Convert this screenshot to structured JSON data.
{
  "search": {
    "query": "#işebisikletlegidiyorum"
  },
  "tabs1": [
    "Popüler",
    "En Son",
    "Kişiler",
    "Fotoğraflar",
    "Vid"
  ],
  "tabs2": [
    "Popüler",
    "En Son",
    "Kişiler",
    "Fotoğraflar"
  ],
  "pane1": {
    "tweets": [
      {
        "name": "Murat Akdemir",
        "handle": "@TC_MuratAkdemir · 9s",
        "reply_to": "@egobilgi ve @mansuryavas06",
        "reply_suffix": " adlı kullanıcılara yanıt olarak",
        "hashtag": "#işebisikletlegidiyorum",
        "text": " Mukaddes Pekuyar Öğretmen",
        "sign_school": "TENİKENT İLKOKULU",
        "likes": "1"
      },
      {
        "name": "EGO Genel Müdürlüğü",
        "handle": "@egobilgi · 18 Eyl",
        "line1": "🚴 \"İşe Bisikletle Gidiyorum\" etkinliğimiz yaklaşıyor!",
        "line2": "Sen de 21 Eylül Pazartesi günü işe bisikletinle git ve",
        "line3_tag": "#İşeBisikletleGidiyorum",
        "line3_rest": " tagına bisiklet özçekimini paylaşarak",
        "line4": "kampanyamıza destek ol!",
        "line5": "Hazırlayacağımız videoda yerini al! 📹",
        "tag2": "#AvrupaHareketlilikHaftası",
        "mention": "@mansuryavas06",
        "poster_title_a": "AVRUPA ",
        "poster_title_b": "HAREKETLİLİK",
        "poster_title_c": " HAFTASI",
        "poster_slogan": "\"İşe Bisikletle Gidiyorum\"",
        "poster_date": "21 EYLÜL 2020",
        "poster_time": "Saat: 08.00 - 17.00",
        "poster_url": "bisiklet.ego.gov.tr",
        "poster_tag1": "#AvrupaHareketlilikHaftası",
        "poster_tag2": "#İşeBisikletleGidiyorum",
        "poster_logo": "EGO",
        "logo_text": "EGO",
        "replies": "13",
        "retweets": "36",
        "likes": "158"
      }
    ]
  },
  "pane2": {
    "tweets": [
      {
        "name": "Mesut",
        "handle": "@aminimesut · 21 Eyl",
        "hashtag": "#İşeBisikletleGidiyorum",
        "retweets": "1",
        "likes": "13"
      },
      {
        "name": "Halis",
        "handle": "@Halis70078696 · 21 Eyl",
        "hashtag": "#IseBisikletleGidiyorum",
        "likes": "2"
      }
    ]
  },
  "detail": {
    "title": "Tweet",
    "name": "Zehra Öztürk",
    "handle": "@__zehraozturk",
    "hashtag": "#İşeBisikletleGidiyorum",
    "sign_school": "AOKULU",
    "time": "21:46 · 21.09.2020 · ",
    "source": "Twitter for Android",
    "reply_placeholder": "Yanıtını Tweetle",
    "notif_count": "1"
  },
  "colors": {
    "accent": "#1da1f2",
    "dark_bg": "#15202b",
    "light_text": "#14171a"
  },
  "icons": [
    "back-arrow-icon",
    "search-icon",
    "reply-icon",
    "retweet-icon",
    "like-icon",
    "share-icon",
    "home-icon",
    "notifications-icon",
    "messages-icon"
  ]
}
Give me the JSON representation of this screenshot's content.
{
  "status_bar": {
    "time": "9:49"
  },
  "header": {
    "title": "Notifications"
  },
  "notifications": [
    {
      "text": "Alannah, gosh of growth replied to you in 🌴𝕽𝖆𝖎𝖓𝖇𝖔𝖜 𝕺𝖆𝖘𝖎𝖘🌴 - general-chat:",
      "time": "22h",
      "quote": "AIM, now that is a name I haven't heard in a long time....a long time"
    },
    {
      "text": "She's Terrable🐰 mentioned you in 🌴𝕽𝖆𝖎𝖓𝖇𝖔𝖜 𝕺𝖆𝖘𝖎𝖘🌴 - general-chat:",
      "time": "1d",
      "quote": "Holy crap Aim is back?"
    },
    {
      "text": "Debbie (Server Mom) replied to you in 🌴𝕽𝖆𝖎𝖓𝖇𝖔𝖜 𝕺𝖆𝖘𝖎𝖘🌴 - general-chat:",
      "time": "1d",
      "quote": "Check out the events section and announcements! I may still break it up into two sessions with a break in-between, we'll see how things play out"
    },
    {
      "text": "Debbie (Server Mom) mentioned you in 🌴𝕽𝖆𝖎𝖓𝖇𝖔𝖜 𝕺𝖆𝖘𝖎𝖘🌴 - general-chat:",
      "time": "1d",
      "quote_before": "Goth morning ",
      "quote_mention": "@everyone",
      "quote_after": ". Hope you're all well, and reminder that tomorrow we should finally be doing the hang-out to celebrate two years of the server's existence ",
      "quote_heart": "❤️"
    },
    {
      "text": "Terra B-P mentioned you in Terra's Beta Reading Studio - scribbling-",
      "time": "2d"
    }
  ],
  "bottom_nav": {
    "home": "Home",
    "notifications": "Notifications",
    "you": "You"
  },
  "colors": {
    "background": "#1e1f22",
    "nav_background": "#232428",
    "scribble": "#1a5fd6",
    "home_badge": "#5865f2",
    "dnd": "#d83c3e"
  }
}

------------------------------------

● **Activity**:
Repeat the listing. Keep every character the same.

● **Solved exercise**:
Convert this screenshot to structured JSON data.
{
  "search": {
    "query": "#işebisikletlegidiyorum"
  },
  "tabs1": [
    "Popüler",
    "En Son",
    "Kişiler",
    "Fotoğraflar",
    "Vid"
  ],
  "tabs2": [
    "Popüler",
    "En Son",
    "Kişiler",
    "Fotoğraflar"
  ],
  "pane1": {
    "tweets": [
      {
        "name": "Murat Akdemir",
        "handle": "@TC_MuratAkdemir · 9s",
        "reply_to": "@egobilgi ve @mansuryavas06",
        "reply_suffix": " adlı kullanıcılara yanıt olarak",
        "hashtag": "#işebisikletlegidiyorum",
        "text": " Mukaddes Pekuyar Öğretmen",
        "sign_school": "TENİKENT İLKOKULU",
        "likes": "1"
      },
      {
        "name": "EGO Genel Müdürlüğü",
        "handle": "@egobilgi · 18 Eyl",
        "line1": "🚴 \"İşe Bisikletle Gidiyorum\" etkinliğimiz yaklaşıyor!",
        "line2": "Sen de 21 Eylül Pazartesi günü işe bisikletinle git ve",
        "line3_tag": "#İşeBisikletleGidiyorum",
        "line3_rest": " tagına bisiklet özçekimini paylaşarak",
        "line4": "kampanyamıza destek ol!",
        "line5": "Hazırlayacağımız videoda yerini al! 📹",
        "tag2": "#AvrupaHareketlilikHaftası",
        "mention": "@mansuryavas06",
        "poster_title_a": "AVRUPA ",
        "poster_title_b": "HAREKETLİLİK",
        "poster_title_c": " HAFTASI",
        "poster_slogan": "\"İşe Bisikletle Gidiyorum\"",
        "poster_date": "21 EYLÜL 2020",
        "poster_time": "Saat: 08.00 - 17.00",
        "poster_url": "bisiklet.ego.gov.tr",
        "poster_tag1": "#AvrupaHareketlilikHaftası",
        "poster_tag2": "#İşeBisikletleGidiyorum",
        "poster_logo": "EGO",
        "logo_text": "EGO",
        "replies": "13",
        "retweets": "36",
        "likes": "158"
      }
    ]
  },
  "pane2": {
    "tweets": [
      {
        "name": "Mesut",
        "handle": "@aminimesut · 21 Eyl",
        "hashtag": "#İşeBisikletleGidiyorum",
        "retweets": "1",
        "likes": "13"
      },
      {
        "name": "Halis",
        "handle": "@Halis70078696 · 21 Eyl",
        "hashtag": "#IseBisikletleGidiyorum",
        "likes": "2"
      }
    ]
  },
  "detail": {
    "title": "Tweet",
    "name": "Zehra Öztürk",
    "handle": "@__zehraozturk",
    "hashtag": "#İşeBisikletleGidiyorum",
    "sign_school": "AOKULU",
    "time": "21:46 · 21.09.2020 · ",
    "source": "Twitter for Android",
    "reply_placeholder": "Yanıtını Tweetle",
    "notif_count": "1"
  },
  "colors": {
    "accent": "#1da1f2",
    "dark_bg": "#15202b",
    "light_text": "#14171a"
  },
  "icons": [
    "back-arrow-icon",
    "search-icon",
    "reply-icon",
    "retweet-icon",
    "like-icon",
    "share-icon",
    "home-icon",
    "notifications-icon",
    "messages-icon"
  ]
}
Give me the JSON representation of this screenshot's content.
{
  "status_bar": {
    "time": "9:49"
  },
  "header": {
    "title": "Notifications"
  },
  "notifications": [
    {
      "text": "Alannah, gosh of growth replied to you in 🌴𝕽𝖆𝖎𝖓𝖇𝖔𝖜 𝕺𝖆𝖘𝖎𝖘🌴 - general-chat:",
      "time": "22h",
      "quote": "AIM, now that is a name I haven't heard in a long time....a long time"
    },
    {
      "text": "She's Terrable🐰 mentioned you in 🌴𝕽𝖆𝖎𝖓𝖇𝖔𝖜 𝕺𝖆𝖘𝖎𝖘🌴 - general-chat:",
      "time": "1d",
      "quote": "Holy crap Aim is back?"
    },
    {
      "text": "Debbie (Server Mom) replied to you in 🌴𝕽𝖆𝖎𝖓𝖇𝖔𝖜 𝕺𝖆𝖘𝖎𝖘🌴 - general-chat:",
      "time": "1d",
      "quote": "Check out the events section and announcements! I may still break it up into two sessions with a break in-between, we'll see how things play out"
    },
    {
      "text": "Debbie (Server Mom) mentioned you in 🌴𝕽𝖆𝖎𝖓𝖇𝖔𝖜 𝕺𝖆𝖘𝖎𝖘🌴 - general-chat:",
      "time": "1d",
      "quote_before": "Goth morning ",
      "quote_mention": "@everyone",
      "quote_after": ". Hope you're all well, and reminder that tomorrow we should finally be doing the hang-out to celebrate two years of the server's existence ",
      "quote_heart": "❤️"
    },
    {
      "text": "Terra B-P mentioned you in Terra's Beta Reading Studio - scribbling-",
      "time": "2d"
    }
  ],
  "bottom_nav": {
    "home": "Home",
    "notifications": "Notifications",
    "you": "You"
  },
  "colors": {
    "background": "#1e1f22",
    "nav_background": "#232428",
    "scribble": "#1a5fd6",
    "home_badge": "#5865f2",
    "dnd": "#d83c3e"
  }
}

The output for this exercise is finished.